[Exercise data]:
----

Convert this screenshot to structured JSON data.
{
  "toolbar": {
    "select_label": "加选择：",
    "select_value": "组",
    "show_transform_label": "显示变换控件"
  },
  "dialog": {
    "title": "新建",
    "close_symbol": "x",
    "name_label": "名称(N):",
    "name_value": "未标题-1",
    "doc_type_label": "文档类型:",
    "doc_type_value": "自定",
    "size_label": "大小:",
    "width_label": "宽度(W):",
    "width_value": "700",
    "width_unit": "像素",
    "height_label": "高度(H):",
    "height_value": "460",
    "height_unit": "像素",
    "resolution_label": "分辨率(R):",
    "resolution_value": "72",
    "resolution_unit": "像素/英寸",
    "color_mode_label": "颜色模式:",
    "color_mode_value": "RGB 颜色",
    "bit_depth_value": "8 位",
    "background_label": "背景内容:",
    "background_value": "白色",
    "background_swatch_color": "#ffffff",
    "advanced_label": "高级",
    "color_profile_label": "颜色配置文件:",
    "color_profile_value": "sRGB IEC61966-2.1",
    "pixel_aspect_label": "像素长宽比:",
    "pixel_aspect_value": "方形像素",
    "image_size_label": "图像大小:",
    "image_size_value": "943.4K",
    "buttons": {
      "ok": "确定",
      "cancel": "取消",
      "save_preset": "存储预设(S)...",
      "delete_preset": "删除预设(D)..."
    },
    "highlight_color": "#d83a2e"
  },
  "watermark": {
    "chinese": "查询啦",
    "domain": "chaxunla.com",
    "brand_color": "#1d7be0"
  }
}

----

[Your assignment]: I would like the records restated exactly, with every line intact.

[Task result]:
Convert this screenshot to structured JSON data.
{
  "toolbar": {
    "select_label": "加选择：",
    "select_value": "组",
    "show_transform_label": "显示变换控件"
  },
  "dialog": {
    "title": "新建",
    "close_symbol": "x",
    "name_label": "名称(N):",
    "name_value": "未标题-1",
    "doc_type_label": "文档类型:",
    "doc_type_value": "自定",
    "size_label": "大小:",
    "width_label": "宽度(W):",
    "width_value": "700",
    "width_unit": "像素",
    "height_label": "高度(H):",
    "height_value": "460",
    "height_unit": "像素",
    "resolution_label": "分辨率(R):",
    "resolution_value": "72",
    "resolution_unit": "像素/英寸",
    "color_mode_label": "颜色模式:",
    "color_mode_value": "RGB 颜色",
    "bit_depth_value": "8 位",
    "background_label": "背景内容:",
    "background_value": "白色",
    "background_swatch_color": "#ffffff",
    "advanced_label": "高级",
    "color_profile_label": "颜色配置文件:",
    "color_profile_value": "sRGB IEC61966-2.1",
    "pixel_aspect_label": "像素长宽比:",
    "pixel_aspect_value": "方形像素",
    "image_size_label": "图像大小:",
    "image_size_value": "943.4K",
    "buttons": {
      "ok": "确定",
      "cancel": "取消",
      "save_preset": "存储预设(S)...",
      "delete_preset": "删除预设(D)..."
    },
    "highlight_color": "#d83a2e"
  },
  "watermark": {
    "chinese": "查询啦",
    "domain": "chaxunla.com",
    "brand_color": "#1d7be0"
  }
}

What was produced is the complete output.